1  
Should you not unbind the fields before changing the ArrayController's entity? Otherwise the bound key paths will all be incorrect. –  Rob Keniger Jul 7 '11 at 14:48
    
RK: That's a good idea, thank you. I tried re-ordering them and adding the unbind back in, but same result: the binding isn't letting go of the original key path, I'm afraid. –  Woodster Jul 7 '11 at 17:01
1  
I find this code weird: [textFieldTableViewCell infoForBinding:NSValueBinding] Generally when working with tables, it is the column you bind, not table cells. Or are you using Lion's new view-based tables? –  Mike Abdullah Feb 8 '12 at 9:52
show 4 more comments

1 Answer

As @noa pointed out, you’re looking at the binding on the cell, but changing the binding on its control. That’s bound (ahem) to cause problems.

Replace this:

[textField bind:NSValueBinding
                  toObject:[currentBindInfo valueForKey:NSObservedObjectKey] 
               withKeyPath:@"objectValue.iLifeProductName"
                   options:[currentBindInfo valueForKey:NSOptionsKey]];

with this:

[textFieldTableViewCell bind:NSValueBinding
                  toObject:[currentBindInfo valueForKey:NSObservedObjectKey] 
               withKeyPath:@"objectValue.iLifeProductName"
                   options:[currentBindInfo valueForKey:NSOptionsKey]];

And see if it works better.


The explanation for this is a bit arcane, and I’m doing it from memory, so please excuse me if I get some of the details wrong.

Because NSControls and their NSCell works so closely together, you can actually bind to either the control or the cell in most instances, and you’ll get very similar results. That is, there’s code in the control to call the proper methods on its NSCell if the control’s been bound to, and vice-versa.

This means that if, in XIB, you bind to one or the other things will work, which is good. It also means you can bind to a cell in cases where you have multiple cells per view, so that’s good. HOWEVER, it can lead to confusion, because in fact you can actually bind to both your view and its cell, and in fact bind them in different ways, and then they’ll crosstalk.

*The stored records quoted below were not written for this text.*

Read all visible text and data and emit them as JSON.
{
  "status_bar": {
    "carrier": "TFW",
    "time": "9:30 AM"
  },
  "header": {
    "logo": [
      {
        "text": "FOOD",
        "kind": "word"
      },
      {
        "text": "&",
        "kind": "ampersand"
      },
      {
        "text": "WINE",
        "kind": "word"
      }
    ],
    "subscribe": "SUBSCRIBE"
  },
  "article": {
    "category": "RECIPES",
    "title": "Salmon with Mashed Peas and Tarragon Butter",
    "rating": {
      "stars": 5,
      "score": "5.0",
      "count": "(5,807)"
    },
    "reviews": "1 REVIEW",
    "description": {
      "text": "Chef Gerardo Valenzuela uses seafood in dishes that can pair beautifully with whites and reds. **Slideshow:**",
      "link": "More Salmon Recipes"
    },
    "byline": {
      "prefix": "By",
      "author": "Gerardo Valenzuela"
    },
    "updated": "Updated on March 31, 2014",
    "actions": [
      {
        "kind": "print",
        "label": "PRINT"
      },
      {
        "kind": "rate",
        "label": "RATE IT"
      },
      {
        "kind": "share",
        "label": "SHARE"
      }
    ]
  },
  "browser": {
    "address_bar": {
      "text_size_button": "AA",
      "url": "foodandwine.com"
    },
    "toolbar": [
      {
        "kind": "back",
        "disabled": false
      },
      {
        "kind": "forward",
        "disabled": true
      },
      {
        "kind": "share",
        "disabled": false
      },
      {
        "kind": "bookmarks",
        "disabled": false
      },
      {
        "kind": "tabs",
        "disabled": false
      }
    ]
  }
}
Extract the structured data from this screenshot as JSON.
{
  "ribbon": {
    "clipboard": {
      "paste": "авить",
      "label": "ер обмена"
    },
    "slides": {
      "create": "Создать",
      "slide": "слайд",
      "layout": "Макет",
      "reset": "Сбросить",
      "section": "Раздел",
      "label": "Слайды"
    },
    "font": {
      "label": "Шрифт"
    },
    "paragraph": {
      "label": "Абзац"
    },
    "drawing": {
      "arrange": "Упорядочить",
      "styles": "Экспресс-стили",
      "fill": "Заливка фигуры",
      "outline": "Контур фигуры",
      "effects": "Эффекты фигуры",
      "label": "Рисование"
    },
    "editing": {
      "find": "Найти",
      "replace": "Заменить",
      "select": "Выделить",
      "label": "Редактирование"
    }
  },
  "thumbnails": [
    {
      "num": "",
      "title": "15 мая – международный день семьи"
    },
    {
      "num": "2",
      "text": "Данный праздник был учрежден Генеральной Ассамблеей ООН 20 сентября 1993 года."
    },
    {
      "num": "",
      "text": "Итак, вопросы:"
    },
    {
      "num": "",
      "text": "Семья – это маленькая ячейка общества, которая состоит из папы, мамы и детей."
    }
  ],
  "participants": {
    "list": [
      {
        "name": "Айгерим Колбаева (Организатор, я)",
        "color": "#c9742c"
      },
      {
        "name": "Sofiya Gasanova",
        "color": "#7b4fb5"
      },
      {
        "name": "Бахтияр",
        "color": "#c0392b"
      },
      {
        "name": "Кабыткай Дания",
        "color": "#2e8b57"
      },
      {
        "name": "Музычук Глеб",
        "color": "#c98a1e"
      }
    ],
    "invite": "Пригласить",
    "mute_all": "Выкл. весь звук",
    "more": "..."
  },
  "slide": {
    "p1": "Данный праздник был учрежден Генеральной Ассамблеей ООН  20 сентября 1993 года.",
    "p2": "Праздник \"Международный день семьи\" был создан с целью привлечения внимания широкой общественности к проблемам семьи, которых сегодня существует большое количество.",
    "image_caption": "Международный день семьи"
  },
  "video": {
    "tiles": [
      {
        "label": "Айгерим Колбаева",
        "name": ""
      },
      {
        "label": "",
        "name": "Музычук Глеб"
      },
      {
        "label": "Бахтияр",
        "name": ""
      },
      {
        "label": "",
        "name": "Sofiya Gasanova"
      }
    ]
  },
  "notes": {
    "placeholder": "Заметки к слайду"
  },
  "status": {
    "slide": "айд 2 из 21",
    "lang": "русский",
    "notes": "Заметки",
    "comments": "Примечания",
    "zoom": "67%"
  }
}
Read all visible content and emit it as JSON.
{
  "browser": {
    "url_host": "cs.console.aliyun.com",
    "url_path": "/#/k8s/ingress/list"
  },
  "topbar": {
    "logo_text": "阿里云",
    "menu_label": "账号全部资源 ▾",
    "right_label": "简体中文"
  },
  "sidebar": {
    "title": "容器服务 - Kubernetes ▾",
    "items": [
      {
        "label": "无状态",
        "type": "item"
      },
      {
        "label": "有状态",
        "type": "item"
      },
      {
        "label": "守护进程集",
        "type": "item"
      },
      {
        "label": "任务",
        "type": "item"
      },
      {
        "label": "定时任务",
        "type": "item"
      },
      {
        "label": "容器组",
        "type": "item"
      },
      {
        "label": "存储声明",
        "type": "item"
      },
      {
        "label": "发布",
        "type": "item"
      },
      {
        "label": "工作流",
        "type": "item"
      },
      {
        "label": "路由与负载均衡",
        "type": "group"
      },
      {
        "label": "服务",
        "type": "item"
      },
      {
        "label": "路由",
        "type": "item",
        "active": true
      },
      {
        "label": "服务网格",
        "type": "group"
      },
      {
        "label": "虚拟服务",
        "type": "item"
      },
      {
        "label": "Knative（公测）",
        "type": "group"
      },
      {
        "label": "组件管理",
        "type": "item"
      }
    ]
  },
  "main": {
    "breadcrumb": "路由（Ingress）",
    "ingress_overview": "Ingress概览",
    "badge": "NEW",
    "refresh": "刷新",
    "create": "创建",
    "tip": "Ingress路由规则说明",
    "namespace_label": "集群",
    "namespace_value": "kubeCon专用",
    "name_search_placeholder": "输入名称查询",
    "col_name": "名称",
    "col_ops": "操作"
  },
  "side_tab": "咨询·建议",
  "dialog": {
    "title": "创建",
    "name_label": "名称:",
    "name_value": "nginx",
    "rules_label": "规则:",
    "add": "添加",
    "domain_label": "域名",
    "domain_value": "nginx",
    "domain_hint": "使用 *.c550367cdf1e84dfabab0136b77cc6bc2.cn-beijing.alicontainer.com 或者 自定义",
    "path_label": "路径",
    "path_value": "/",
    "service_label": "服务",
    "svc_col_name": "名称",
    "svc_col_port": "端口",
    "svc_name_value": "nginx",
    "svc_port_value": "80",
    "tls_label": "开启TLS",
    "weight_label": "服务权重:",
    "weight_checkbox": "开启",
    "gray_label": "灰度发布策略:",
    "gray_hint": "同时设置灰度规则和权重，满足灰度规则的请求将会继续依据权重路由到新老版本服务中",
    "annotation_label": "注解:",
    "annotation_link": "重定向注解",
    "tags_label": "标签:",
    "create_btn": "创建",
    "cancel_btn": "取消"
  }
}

In your example, I believe you’re adding a second binding to the NSControl in addition to the one on its NSCell. You’re doubly-bound. That’s no good.

In terms of best practice, I try to bind only to NSControls unless I have a good reason to drop down to NSCells. Partly because it matches what I do in XIB, partly because any standard helps reduce exactly this problem, and partly because NSCells are being gently deprecated.

share|improve this answer
add comment

Your Answer

 
discard

By posting your answer, you agree to the privacy policy and terms of service.

Not the answer you're looking for? Browse other questions tagged or ask your own question.